As we’re sloping down the glide path into the release of Unity 2.0 and Entlib 5, I wanted to start talking about some of the things that got added or changed in the container. For this post I want to discuss the new “automatic factories feature.”
This one was a recent addition that I threw in over the Christmas holiday, “inspired” by a feature recently added to AutoFac. At it’s core it answers a simple problem: what if I have to create objects through the container, but I don’t need them at injection time, but later?
This comes up in lots of situations. The object may be heavy, so you don’t want to create it until you absolutely need it. Or you need many of them, but can’t predict when.With Unity 1.2, you basically had two choices in this scenario.
First, you could inject the container as a dependency. This works, but has several issues. You’ve now coupled yourself to the container. Also, you have no way of knowing as a consumer of that class what needs to be in the container – the dependencies have become completely opaque.

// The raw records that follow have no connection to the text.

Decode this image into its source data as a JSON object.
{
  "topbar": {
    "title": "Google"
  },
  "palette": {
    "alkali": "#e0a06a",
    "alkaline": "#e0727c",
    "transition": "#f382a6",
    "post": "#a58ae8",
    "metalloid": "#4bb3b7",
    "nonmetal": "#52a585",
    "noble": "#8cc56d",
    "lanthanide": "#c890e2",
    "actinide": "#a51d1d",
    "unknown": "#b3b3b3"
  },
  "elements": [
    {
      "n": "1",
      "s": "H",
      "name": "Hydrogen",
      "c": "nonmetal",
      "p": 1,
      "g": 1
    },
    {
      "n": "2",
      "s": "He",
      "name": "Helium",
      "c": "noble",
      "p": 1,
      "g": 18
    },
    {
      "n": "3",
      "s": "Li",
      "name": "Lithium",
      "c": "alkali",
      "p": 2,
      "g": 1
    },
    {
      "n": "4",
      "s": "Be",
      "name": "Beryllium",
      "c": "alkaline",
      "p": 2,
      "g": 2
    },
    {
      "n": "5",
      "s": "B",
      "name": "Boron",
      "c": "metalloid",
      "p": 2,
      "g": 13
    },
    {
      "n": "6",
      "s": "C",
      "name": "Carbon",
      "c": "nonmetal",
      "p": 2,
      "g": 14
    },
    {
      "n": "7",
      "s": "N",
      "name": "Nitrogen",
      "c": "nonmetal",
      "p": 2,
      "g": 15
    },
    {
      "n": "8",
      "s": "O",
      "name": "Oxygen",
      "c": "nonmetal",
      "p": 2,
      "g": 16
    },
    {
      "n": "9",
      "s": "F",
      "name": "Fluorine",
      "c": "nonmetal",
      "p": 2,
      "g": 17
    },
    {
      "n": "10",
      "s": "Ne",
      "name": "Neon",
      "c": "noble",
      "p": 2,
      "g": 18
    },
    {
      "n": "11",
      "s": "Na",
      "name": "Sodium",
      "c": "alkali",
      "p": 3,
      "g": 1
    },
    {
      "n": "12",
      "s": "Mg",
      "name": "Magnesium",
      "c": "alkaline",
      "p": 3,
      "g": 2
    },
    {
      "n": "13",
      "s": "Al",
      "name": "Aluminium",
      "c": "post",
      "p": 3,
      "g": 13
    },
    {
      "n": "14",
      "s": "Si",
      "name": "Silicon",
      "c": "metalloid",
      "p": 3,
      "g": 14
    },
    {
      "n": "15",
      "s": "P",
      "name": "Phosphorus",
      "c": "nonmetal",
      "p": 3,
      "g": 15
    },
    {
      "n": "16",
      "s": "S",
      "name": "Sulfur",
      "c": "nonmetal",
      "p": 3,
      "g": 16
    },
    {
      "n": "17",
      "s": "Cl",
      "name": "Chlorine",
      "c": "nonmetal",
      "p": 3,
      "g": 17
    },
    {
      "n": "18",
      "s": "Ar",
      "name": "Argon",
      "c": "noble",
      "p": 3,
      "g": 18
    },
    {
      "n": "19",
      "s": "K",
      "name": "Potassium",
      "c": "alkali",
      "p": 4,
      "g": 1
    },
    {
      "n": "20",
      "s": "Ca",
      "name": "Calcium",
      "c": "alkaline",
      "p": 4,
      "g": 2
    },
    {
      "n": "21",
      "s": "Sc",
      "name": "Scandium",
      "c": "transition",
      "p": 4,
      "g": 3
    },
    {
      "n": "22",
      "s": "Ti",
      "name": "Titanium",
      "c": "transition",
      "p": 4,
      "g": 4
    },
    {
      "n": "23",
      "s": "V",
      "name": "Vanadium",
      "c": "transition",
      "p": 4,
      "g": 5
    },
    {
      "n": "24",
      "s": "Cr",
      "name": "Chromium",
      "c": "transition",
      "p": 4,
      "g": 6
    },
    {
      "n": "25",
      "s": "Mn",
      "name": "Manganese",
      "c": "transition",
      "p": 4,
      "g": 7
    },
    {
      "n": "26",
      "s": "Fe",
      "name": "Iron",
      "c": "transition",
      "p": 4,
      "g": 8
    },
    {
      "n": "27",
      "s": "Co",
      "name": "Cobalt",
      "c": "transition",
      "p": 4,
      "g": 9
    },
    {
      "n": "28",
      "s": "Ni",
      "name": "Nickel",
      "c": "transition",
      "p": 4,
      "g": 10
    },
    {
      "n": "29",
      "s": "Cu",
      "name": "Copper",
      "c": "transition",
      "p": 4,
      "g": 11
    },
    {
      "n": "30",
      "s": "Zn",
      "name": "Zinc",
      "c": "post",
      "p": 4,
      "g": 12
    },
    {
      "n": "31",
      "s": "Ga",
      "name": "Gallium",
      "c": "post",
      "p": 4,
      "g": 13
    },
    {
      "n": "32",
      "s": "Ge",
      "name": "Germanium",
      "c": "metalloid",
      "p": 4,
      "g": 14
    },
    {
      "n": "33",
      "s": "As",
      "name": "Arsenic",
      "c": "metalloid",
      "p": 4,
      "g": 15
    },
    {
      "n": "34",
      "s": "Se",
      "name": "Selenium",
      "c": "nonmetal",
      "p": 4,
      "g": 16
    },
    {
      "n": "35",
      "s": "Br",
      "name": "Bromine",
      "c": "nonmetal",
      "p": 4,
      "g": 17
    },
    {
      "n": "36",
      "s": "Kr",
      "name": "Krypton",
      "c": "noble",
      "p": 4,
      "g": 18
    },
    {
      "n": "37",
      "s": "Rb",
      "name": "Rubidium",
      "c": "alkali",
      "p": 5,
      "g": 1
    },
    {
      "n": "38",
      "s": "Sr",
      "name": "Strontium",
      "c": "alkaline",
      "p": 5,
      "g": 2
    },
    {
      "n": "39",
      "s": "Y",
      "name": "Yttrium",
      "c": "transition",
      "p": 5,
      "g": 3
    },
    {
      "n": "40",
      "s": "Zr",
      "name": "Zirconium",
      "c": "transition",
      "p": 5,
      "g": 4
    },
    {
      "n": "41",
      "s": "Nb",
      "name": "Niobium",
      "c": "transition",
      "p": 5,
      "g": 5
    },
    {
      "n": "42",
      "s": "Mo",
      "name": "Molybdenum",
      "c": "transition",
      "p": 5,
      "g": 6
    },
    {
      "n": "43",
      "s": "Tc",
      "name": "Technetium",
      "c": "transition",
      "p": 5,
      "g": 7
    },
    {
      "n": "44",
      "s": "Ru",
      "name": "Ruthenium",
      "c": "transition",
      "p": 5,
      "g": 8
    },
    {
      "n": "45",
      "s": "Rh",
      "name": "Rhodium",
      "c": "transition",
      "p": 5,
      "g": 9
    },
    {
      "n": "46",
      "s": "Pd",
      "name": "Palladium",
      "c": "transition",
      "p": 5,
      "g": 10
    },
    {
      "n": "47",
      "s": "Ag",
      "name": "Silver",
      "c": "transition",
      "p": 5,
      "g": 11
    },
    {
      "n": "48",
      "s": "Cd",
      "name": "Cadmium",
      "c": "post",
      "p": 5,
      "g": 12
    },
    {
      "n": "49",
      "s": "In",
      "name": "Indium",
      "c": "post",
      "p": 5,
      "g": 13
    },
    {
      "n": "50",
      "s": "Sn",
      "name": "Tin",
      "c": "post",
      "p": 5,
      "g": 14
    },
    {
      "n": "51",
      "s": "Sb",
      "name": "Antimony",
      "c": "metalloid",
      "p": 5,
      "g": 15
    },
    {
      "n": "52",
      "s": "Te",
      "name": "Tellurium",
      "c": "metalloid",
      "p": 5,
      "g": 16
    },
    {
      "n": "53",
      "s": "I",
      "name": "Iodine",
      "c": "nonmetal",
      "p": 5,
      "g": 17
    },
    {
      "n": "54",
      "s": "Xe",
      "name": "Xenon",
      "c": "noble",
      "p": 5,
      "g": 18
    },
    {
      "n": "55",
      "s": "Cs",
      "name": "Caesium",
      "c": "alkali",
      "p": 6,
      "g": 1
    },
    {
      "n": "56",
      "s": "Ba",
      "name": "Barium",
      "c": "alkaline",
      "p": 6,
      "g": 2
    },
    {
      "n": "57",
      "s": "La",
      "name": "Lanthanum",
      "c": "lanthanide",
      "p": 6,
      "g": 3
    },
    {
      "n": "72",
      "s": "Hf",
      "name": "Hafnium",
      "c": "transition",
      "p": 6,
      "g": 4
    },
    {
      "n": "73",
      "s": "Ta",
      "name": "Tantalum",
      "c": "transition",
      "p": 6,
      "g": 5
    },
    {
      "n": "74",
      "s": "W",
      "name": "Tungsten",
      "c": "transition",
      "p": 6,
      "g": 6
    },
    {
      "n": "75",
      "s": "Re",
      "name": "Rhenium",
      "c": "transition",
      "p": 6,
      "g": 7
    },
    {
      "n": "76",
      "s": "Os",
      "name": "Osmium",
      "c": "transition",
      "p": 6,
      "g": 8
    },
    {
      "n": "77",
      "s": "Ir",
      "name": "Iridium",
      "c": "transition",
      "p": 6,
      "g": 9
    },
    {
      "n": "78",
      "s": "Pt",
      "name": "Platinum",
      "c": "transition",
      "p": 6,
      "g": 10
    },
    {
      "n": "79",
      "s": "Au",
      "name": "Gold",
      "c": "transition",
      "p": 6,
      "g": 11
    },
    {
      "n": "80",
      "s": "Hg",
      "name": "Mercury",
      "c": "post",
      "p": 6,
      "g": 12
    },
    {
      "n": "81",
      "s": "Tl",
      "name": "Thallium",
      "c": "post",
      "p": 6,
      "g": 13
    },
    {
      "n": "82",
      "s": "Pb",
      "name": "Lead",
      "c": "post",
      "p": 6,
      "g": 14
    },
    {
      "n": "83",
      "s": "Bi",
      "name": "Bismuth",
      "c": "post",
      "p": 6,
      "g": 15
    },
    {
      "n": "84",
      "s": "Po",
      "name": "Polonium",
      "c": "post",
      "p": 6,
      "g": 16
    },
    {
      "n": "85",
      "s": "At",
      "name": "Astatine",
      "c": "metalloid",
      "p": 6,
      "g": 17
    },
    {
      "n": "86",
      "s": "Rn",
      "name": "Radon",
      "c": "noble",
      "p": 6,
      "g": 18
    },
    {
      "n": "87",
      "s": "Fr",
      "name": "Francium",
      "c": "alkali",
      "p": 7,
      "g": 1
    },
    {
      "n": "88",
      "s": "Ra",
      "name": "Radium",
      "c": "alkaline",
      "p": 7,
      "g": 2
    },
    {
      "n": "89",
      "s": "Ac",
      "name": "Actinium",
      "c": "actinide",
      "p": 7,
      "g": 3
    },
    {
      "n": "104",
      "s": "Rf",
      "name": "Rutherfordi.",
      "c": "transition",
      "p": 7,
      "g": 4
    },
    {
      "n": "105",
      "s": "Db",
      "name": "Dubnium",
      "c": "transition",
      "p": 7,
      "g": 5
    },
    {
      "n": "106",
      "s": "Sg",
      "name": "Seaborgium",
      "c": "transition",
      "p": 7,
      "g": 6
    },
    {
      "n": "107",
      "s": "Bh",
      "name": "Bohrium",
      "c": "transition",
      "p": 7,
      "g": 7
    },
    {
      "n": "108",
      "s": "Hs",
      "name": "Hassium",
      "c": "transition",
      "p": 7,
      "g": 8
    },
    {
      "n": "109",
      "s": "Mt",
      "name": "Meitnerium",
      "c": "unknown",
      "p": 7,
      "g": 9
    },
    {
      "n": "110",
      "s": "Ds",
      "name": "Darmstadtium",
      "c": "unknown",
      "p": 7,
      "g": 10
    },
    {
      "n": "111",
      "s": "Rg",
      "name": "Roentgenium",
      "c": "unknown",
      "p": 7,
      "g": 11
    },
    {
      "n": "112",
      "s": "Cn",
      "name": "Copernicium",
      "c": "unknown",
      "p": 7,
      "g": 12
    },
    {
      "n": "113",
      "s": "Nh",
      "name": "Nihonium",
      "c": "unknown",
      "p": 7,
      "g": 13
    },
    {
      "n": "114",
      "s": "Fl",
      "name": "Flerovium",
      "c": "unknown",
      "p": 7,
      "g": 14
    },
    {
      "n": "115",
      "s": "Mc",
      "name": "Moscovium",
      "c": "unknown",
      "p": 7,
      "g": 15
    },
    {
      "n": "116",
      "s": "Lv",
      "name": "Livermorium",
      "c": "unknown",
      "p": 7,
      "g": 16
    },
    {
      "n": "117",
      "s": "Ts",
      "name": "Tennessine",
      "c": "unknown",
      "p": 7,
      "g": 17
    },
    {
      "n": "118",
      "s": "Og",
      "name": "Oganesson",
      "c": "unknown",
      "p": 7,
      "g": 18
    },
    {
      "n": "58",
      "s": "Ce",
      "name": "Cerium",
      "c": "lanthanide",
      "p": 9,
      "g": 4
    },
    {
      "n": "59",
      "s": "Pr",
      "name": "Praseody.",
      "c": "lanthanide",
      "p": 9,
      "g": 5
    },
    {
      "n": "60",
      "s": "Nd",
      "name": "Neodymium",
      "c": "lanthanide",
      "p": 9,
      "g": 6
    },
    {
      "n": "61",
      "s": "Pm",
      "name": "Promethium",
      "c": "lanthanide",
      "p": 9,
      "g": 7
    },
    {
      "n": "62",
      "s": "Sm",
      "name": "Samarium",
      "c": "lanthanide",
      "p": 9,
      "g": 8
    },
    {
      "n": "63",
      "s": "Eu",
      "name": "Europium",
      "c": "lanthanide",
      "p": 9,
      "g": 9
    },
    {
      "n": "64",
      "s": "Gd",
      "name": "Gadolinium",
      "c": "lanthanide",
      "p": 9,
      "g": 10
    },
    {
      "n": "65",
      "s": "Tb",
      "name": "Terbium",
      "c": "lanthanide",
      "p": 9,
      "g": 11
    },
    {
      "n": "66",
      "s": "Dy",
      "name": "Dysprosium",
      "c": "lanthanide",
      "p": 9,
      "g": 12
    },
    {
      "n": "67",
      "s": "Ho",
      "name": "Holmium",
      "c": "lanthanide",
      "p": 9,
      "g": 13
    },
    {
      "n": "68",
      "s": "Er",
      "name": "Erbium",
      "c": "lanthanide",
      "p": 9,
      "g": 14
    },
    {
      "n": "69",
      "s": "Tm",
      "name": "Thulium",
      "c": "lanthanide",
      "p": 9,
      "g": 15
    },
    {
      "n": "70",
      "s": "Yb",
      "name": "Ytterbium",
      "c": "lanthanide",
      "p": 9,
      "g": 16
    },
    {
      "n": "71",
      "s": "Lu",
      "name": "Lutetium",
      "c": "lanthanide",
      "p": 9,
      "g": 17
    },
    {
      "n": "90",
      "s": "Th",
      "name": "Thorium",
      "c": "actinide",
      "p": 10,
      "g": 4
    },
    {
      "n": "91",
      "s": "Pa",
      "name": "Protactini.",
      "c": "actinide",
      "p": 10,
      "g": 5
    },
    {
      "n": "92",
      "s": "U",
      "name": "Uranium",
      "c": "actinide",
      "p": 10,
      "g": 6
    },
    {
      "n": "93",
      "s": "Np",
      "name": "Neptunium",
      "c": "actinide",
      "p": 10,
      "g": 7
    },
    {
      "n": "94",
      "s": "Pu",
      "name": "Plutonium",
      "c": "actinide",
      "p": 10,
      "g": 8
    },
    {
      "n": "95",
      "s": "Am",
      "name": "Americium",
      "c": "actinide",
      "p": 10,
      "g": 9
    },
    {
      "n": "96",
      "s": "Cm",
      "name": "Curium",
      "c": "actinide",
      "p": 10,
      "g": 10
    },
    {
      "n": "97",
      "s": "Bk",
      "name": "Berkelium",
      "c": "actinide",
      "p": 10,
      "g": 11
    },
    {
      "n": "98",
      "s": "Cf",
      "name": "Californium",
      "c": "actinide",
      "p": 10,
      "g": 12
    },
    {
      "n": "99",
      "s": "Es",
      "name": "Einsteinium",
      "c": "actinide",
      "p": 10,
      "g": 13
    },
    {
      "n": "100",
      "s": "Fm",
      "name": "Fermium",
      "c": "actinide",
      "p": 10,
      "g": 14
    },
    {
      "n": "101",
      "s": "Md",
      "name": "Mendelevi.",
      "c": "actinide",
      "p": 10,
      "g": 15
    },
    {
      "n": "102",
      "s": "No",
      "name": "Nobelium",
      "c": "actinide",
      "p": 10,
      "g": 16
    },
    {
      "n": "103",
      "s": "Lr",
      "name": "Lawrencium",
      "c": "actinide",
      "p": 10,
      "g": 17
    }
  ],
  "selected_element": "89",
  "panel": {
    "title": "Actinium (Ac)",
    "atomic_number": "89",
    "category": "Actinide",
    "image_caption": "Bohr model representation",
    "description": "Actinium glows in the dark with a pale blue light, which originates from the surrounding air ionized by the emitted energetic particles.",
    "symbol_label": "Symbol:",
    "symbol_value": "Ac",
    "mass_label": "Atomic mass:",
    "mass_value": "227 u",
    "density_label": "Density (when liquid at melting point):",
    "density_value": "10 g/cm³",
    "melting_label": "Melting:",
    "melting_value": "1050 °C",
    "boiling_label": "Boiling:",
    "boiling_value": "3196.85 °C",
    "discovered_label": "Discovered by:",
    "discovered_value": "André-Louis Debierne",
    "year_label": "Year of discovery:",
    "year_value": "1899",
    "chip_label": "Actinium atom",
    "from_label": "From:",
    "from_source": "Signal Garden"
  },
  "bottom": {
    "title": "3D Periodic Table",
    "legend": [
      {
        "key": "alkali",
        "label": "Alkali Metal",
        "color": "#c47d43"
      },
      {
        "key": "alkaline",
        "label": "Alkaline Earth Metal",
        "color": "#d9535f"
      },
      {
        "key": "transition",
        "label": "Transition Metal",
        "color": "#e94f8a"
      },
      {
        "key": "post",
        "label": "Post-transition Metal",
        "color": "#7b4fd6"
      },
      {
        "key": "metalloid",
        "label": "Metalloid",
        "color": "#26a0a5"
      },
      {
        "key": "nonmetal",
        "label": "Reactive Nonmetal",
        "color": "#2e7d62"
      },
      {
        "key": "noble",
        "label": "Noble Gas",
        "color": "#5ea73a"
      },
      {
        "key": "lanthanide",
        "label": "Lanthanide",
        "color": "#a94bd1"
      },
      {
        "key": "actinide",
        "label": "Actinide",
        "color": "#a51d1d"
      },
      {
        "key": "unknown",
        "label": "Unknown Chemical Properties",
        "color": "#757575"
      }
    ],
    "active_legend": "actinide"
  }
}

A second choice is to inject a factory object. Then call the factory when you need to create an object; the factory implementation can call back into the container. This improves testability and solves the lack of metadata problem above. However, it has the downside of lots of boilerplate code. A separate factory class for every class in your system. Ugh.
Automatic factories solve these problems pretty easily. It’s so simple I should have done it a long time ago. Simply have a dependency of type Func<Whatever>. Then you’ll get that delegate injected. When you invoke the delegate, it calls back into the container to Resolve<Whatever>().
If you resolve the dependency with a name, that’s the name the func will use when invoked to do a resolve.
Finally, if your dependency is Func<IEnumerable<Whatever>>, then you’ll get a ResolveAll call executed.
Simple. straightforward, and solves all the problems of coupling, lack of metadata, and boilerplate code.
This is in the drop I just posted yesterday on Codeplex source control – go take a look and let me know what you think!